How easily could you be persuaded to murder someone?
Derren Brown has just demonstrated how it could be achieved within a couple of hours. Pushed to the Edge, pitched as an experiment in social compliance, saw a manipulated sequence of events result in three out of four participants shove an elderly man to his death off a roof (so they believed).
The usual questions have been raised about the morality and desirability of creating and televising such an event for entertainment purposes. The point emphasised at the end, and no doubt the justification which Brown used to quell any questions, is that this is intended to highlight our social compliance.
Brown's modern version of the Milgram Experiment is certainly every bit as disturbing as the original, and proves yet again that every time the experiment is repeated, the results are the same.
We think we are sophisticated people, beyond manipulation, in control. We credit ourselves as free individuals, beyond the biological imperatives of our brains that have been set in stone in every person who ever lived. So knowledgeable and clever that we can override our physiology.
To a certain extent, of course, we can. But that's the point. Almost none of us ever do.
Social compliance is the means by which some of the most atrocious acts in history have taken place. We sometimes still hear people claiming that had they lived in Germany under the Nazis, they would have been standing up against the system and defending the Jewish people.
Of course they wouldn't. It is naïve in the extreme, even aside from historical relativism considerations, to presume that you or I would not have been in the vast majority going along with our state. The classic example of the frog in a pot of water that is gradually heating until it is boiled alive is directly applicable.
We are of course still now under the spell of social compliance, individually and nationally, and the most striking current example of this is our attitude towards the refugees fleeing into our continent.
I was deeply struck when a friend who left the UK to live in the USA several years ago got in touch to express support for the efforts to help Calais's Jungle. This friend is distinctly on the right, politically. I am convinced that had he been present in the UK throughout the last few years, the prevailing opinions and media attitudes towards the refugees would have been the views he claimed for himself too.
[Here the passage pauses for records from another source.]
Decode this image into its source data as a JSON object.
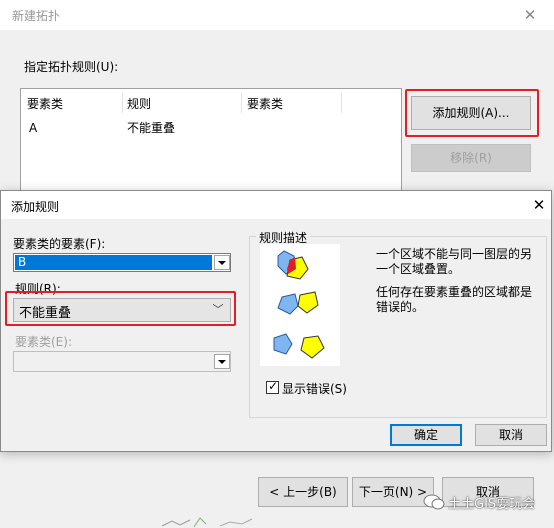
{
  "background_dialog": {
    "title": "新建拓扑",
    "close_glyph": "✕",
    "rules_label": "指定拓扑规则(U):",
    "table_headers": [
      "要素类",
      "规则",
      "要素类"
    ],
    "rows": [
      {
        "feature_class": "A",
        "rule": "不能重叠",
        "feature_class_2": ""
      }
    ],
    "add_rule_button": "添加规则(A)...",
    "remove_button": "移除(R)",
    "back_button": "< 上一步(B)",
    "next_button": "下一页(N) >",
    "cancel_button": "取消"
  },
  "add_rule_dialog": {
    "title": "添加规则",
    "close_glyph": "✕",
    "feature_label": "要素类的要素(F):",
    "feature_value": "B",
    "rule_label": "规则(R):",
    "rule_value": "不能重叠",
    "feature_class_label": "要素类(E):",
    "feature_class_value": "",
    "description_group_label": "规则描述",
    "description_line_1": "一个区域不能与同一图层的另一个区域叠置。",
    "description_line_2": "任何存在要素重叠的区域都是错误的。",
    "show_errors_label": "显示错误(S)",
    "show_errors_checked": true,
    "check_glyph": "✓",
    "ok_button": "确定",
    "cancel_button": "取消"
  },
  "watermark": {
    "text": "土土GIS耍玩会"
  },
  "colors": {
    "highlight": "#e31e25",
    "selection": "#0078d7",
    "polygon_blue": "#7fb5f0",
    "polygon_yellow": "#ffff00",
    "error_red": "#e31e25"
  }
}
Yet outside of that influence, his natural instinct is to find the situation unacceptable and to applaud the effort to assist.
Here are the stark facts. If we try to comprehend them outside of the viewpoints we have been fed, it seems impossible not to find them shocking. Twenty miles from Britain, there are babies who are dying from hypothermia because they are forced to live outdoors. People are starving. Children are by themselves and subject to abuse. Many thousands of unaccompanied children are missing throughout Europe, over 5,000 in Italy alone. In Calais and other locations, police work in cooperation with neo-Nazis to brutalise populations whose only crime was to flee from even more extreme violence.
Does it even matter who they are and why they are there? Surely we would not treat our worst enemy with this level of cruelty?
Since when was it ok, in 21st century Europe, to force people to live packed like meat into shipping containers? Since when was it acceptable to load individuals onto coaches, 'destination unknown'? How about states forcibly taking people's cash and valuables from them? Or making those of a particular faith register and carry special identification?
The very first volunteer I met after arriving in Calais many months ago was Holly, now a dear friend. Holly is Jewish. I asked her about this. Is it offensive that we should even begin to see comparisons between the current situation and the treatment of Jews during the rise of Nazi Germany?
"I think the similarities are startling. In fact, as I was helping today in camp watching them scurry around in the dirt and muck I thought of the ghettos of Europe and how the Jews were dehumanised. I think you can make the comparisons for sure. Many Jews I know are finding this situation so difficult because it reminds them."
For those who think the comparison is extreme, you can bet your bottom dollar that populations had similar feelings of it's not that bad at the time of the Third Reich. The frog does not realise the water around him is heating until it is too late.
One of the other volunteers I met soon after arriving in Calais was Rob Lawrie. Rob spent many weeks building shelters in the Jungle and developed a wonderful friendship with four-year-old Bahar and her father, adopting their situation and doing everything he could to make their conditions more bearable.
Rob got too close. After days of begging from Bahar's father, he agreed to take the child away from the abuse, filth, starvation and danger of the Jungle to live with her relatives in the UK, who lived just a few miles from Rob himself.
Last week, Rob was cleared of smuggling charges specifically and has been released with a suspended sentence and a fine of 1,000 euro, only to be paid should he attempt the same again.
Should Rob have stuck to the letter of the law or tried to rescue a child from danger? Which is morally better?
Whichever is the right choice, Rob chose to not remain subject to the prevailing opinion without question. He chose to get involved with a situation which most choose to believe is not to do with them, is not too bad, is excusable. Even if you do not agree with his final choice, his decision to open his eyes a little wider and then take action is one to be applauded. It doesn't take Derren Brown to manipulate us into committing murder; by looking the other way we are morally complicit in what is already happening.Suggest a correction